What is required => Copy the data exactly. Images are the one exception.

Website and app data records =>
· · · · · · ·

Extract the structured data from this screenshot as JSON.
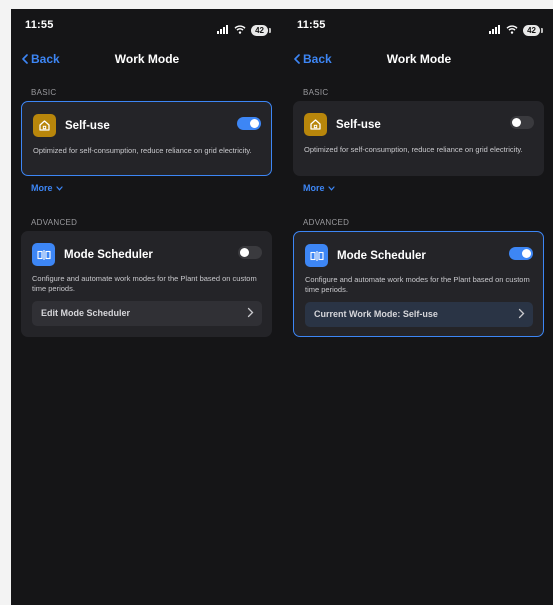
{
  "screens": [
    {
      "status": {
        "time": "11:55",
        "battery": "42"
      },
      "nav": {
        "back_label": "Back",
        "title": "Work Mode"
      },
      "basic": {
        "section_label": "BASIC",
        "self_use": {
          "title": "Self-use",
          "description": "Optimized for self-consumption, reduce reliance on grid electricity.",
          "toggle_on": true,
          "selected": true
        },
        "more_label": "More"
      },
      "advanced": {
        "section_label": "ADVANCED",
        "scheduler": {
          "title": "Mode Scheduler",
          "description": "Configure and automate work modes for the Plant based on custom time periods.",
          "toggle_on": false,
          "selected": false,
          "action_label": "Edit Mode Scheduler"
        }
      }
    },
    {
      "status": {
        "time": "11:55",
        "battery": "42"
      },
      "nav": {
        "back_label": "Back",
        "title": "Work Mode"
      },
      "basic": {
        "section_label": "BASIC",
        "self_use": {
          "title": "Self-use",
          "description": "Optimized for self-consumption, reduce reliance on grid electricity.",
          "toggle_on": false,
          "selected": false
        },
        "more_label": "More"
      },
      "advanced": {
        "section_label": "ADVANCED",
        "scheduler": {
          "title": "Mode Scheduler",
          "description": "Configure and automate work modes for the Plant based on custom time periods.",
          "toggle_on": true,
          "selected": true,
          "action_label": "Current Work Mode: Self-use"
        }
      }
    }
  ],
  "colors": {
    "accent": "#3d86f5",
    "self_use_icon_bg": "#b8860b",
    "background": "#151517",
    "card": "#242428"
  },
  "icons": [
    "signal-icon",
    "wifi-icon",
    "battery-icon",
    "back-chevron-icon",
    "house-icon",
    "scheduler-icon",
    "chevron-down-icon",
    "chevron-right-icon"
  ]
}
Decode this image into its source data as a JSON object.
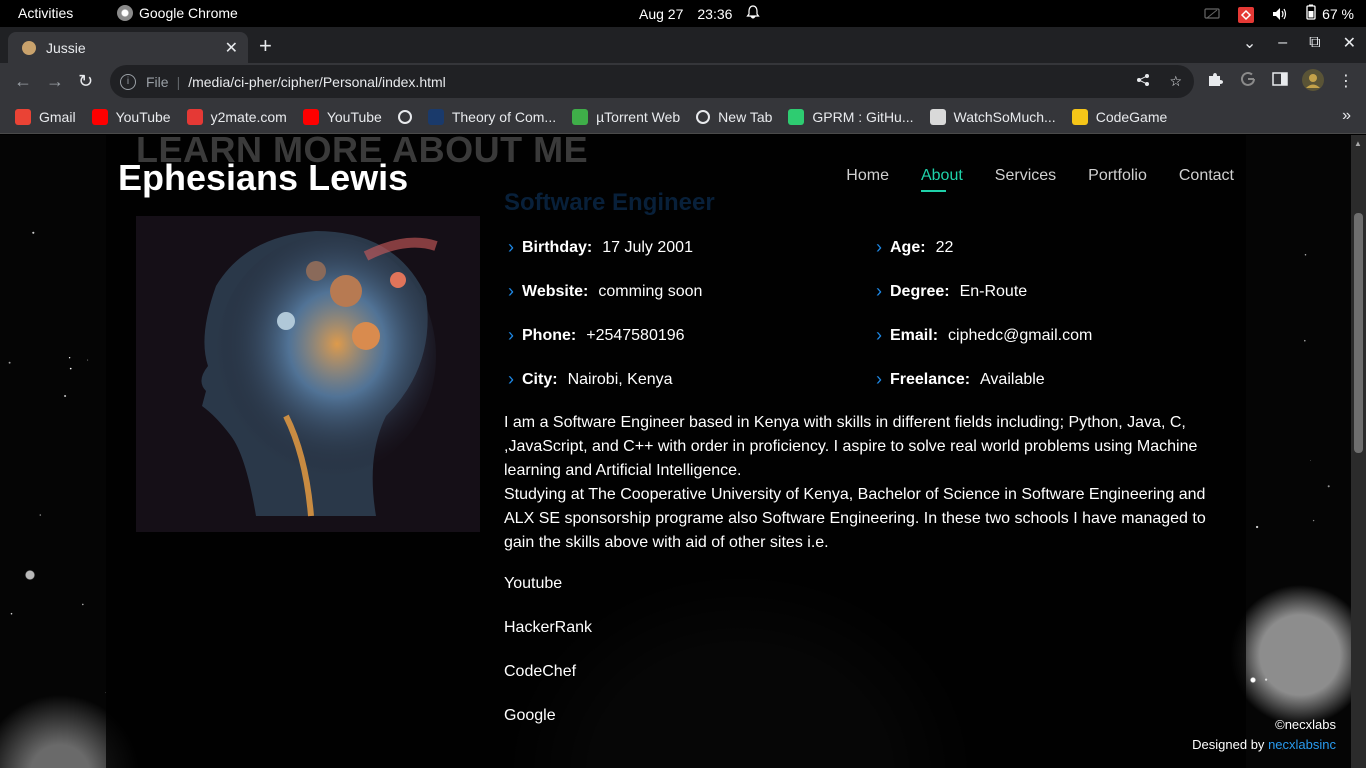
{
  "system_bar": {
    "activities": "Activities",
    "app_name": "Google Chrome",
    "date": "Aug 27",
    "time": "23:36",
    "battery": "67 %"
  },
  "browser": {
    "tab_title": "Jussie",
    "url_scheme": "File",
    "url": "/media/ci-pher/cipher/Personal/index.html",
    "bookmarks": [
      {
        "label": "Gmail",
        "icon": "gmail-icon",
        "color": "#ea4335"
      },
      {
        "label": "YouTube",
        "icon": "youtube-icon",
        "color": "#ff0000"
      },
      {
        "label": "y2mate.com",
        "icon": "y2mate-icon",
        "color": "#e53935"
      },
      {
        "label": "YouTube",
        "icon": "youtube-icon",
        "color": "#ff0000"
      },
      {
        "label": "",
        "icon": "globe-icon",
        "color": "#e8eaed"
      },
      {
        "label": "Theory of Com...",
        "icon": "theory-icon",
        "color": "#1a3a6b"
      },
      {
        "label": "µTorrent Web",
        "icon": "utorrent-icon",
        "color": "#3fae49"
      },
      {
        "label": "New Tab",
        "icon": "globe-icon",
        "color": "#e8eaed"
      },
      {
        "label": "GPRM : GitHu...",
        "icon": "gprm-icon",
        "color": "#2ecc71"
      },
      {
        "label": "WatchSoMuch...",
        "icon": "watchsomuch-icon",
        "color": "#d9d9d9"
      },
      {
        "label": "CodeGame",
        "icon": "codegame-icon",
        "color": "#f5c518"
      }
    ]
  },
  "site": {
    "ghost_heading": "LEARN MORE ABOUT ME",
    "name": "Ephesians Lewis",
    "nav": [
      {
        "label": "Home",
        "active": false
      },
      {
        "label": "About",
        "active": true
      },
      {
        "label": "Services",
        "active": false
      },
      {
        "label": "Portfolio",
        "active": false
      },
      {
        "label": "Contact",
        "active": false
      }
    ],
    "role": "Software Engineer",
    "info": {
      "birthday": {
        "label": "Birthday:",
        "value": "17 July 2001"
      },
      "age": {
        "label": "Age:",
        "value": "22"
      },
      "website": {
        "label": "Website:",
        "value": "comming soon"
      },
      "degree": {
        "label": "Degree:",
        "value": "En-Route"
      },
      "phone": {
        "label": "Phone:",
        "value": "+2547580196"
      },
      "email": {
        "label": "Email:",
        "value": "ciphedc@gmail.com"
      },
      "city": {
        "label": "City:",
        "value": "Nairobi, Kenya"
      },
      "freelance": {
        "label": "Freelance:",
        "value": "Available"
      }
    },
    "bio_p1": "I am a Software Engineer based in Kenya with skills in different fields including; Python, Java, C, ,JavaScript, and C++ with order in proficiency. I aspire to solve real world problems using Machine learning and Artificial Intelligence.",
    "bio_p2": "Studying at The Cooperative University of Kenya, Bachelor of Science in Software Engineering and ALX SE sponsorship programe also Software Engineering. In these two schools I have managed to gain the skills above with aid of other sites i.e.",
    "sites": [
      "Youtube",
      "HackerRank",
      "CodeChef",
      "Google"
    ],
    "footer": {
      "copyright": "©necxlabs",
      "designed_by": "Designed by",
      "designer": "necxlabsinc"
    }
  }
}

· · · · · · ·

Answer section =>
Extract the structured data from this screenshot as JSON.
{
  "screens": [
    {
      "status": {
        "time": "11:55",
        "battery": "42"
      },
      "nav": {
        "back_label": "Back",
        "title": "Work Mode"
      },
      "basic": {
        "section_label": "BASIC",
        "self_use": {
          "title": "Self-use",
          "description": "Optimized for self-consumption, reduce reliance on grid electricity.",
          "toggle_on": true,
          "selected": true
        },
        "more_label": "More"
      },
      "advanced": {
        "section_label": "ADVANCED",
        "scheduler": {
          "title": "Mode Scheduler",
          "description": "Configure and automate work modes for the Plant based on custom time periods.",
          "toggle_on": false,
          "selected": false,
          "action_label": "Edit Mode Scheduler"
        }
      }
    },
    {
      "status": {
        "time": "11:55",
        "battery": "42"
      },
      "nav": {
        "back_label": "Back",
        "title": "Work Mode"
      },
      "basic": {
        "section_label": "BASIC",
        "self_use": {
          "title": "Self-use",
          "description": "Optimized for self-consumption, reduce reliance on grid electricity.",
          "toggle_on": false,
          "selected": false
        },
        "more_label": "More"
      },
      "advanced": {
        "section_label": "ADVANCED",
        "scheduler": {
          "title": "Mode Scheduler",
          "description": "Configure and automate work modes for the Plant based on custom time periods.",
          "toggle_on": true,
          "selected": true,
          "action_label": "Current Work Mode: Self-use"
        }
      }
    }
  ],
  "colors": {
    "accent": "#3d86f5",
    "self_use_icon_bg": "#b8860b",
    "background": "#151517",
    "card": "#242428"
  },
  "icons": [
    "signal-icon",
    "wifi-icon",
    "battery-icon",
    "back-chevron-icon",
    "house-icon",
    "scheduler-icon",
    "chevron-down-icon",
    "chevron-right-icon"
  ]
}
Decode this image into its source data as a JSON object.
{
  "system_bar": {
    "activities": "Activities",
    "app_name": "Google Chrome",
    "date": "Aug 27",
    "time": "23:36",
    "battery": "67 %"
  },
  "browser": {
    "tab_title": "Jussie",
    "url_scheme": "File",
    "url": "/media/ci-pher/cipher/Personal/index.html",
    "bookmarks": [
      {
        "label": "Gmail",
        "icon": "gmail-icon",
        "color": "#ea4335"
      },
      {
        "label": "YouTube",
        "icon": "youtube-icon",
        "color": "#ff0000"
      },
      {
        "label": "y2mate.com",
        "icon": "y2mate-icon",
        "color": "#e53935"
      },
      {
        "label": "YouTube",
        "icon": "youtube-icon",
        "color": "#ff0000"
      },
      {
        "label": "",
        "icon": "globe-icon",
        "color": "#e8eaed"
      },
      {
        "label": "Theory of Com...",
        "icon": "theory-icon",
        "color": "#1a3a6b"
      },
      {
        "label": "µTorrent Web",
        "icon": "utorrent-icon",
        "color": "#3fae49"
      },
      {
        "label": "New Tab",
        "icon": "globe-icon",
        "color": "#e8eaed"
      },
      {
        "label": "GPRM : GitHu...",
        "icon": "gprm-icon",
        "color": "#2ecc71"
      },
      {
        "label": "WatchSoMuch...",
        "icon": "watchsomuch-icon",
        "color": "#d9d9d9"
      },
      {
        "label": "CodeGame",
        "icon": "codegame-icon",
        "color": "#f5c518"
      }
    ]
  },
  "site": {
    "ghost_heading": "LEARN MORE ABOUT ME",
    "name": "Ephesians Lewis",
    "nav": [
      {
        "label": "Home",
        "active": false
      },
      {
        "label": "About",
        "active": true
      },
      {
        "label": "Services",
        "active": false
      },
      {
        "label": "Portfolio",
        "active": false
      },
      {
        "label": "Contact",
        "active": false
      }
    ],
    "role": "Software Engineer",
    "info": {
      "birthday": {
        "label": "Birthday:",
        "value": "17 July 2001"
      },
      "age": {
        "label": "Age:",
        "value": "22"
      },
      "website": {
        "label": "Website:",
        "value": "comming soon"
      },
      "degree": {
        "label": "Degree:",
        "value": "En-Route"
      },
      "phone": {
        "label": "Phone:",
        "value": "+2547580196"
      },
      "email": {
        "label": "Email:",
        "value": "ciphedc@gmail.com"
      },
      "city": {
        "label": "City:",
        "value": "Nairobi, Kenya"
      },
      "freelance": {
        "label": "Freelance:",
        "value": "Available"
      }
    },
    "bio_p1": "I am a Software Engineer based in Kenya with skills in different fields including; Python, Java, C, ,JavaScript, and C++ with order in proficiency. I aspire to solve real world problems using Machine learning and Artificial Intelligence.",
    "bio_p2": "Studying at The Cooperative University of Kenya, Bachelor of Science in Software Engineering and ALX SE sponsorship programe also Software Engineering. In these two schools I have managed to gain the skills above with aid of other sites i.e.",
    "sites": [
      "Youtube",
      "HackerRank",
      "CodeChef",
      "Google"
    ],
    "footer": {
      "copyright": "©necxlabs",
      "designed_by": "Designed by",
      "designer": "necxlabsinc"
    }
  }
}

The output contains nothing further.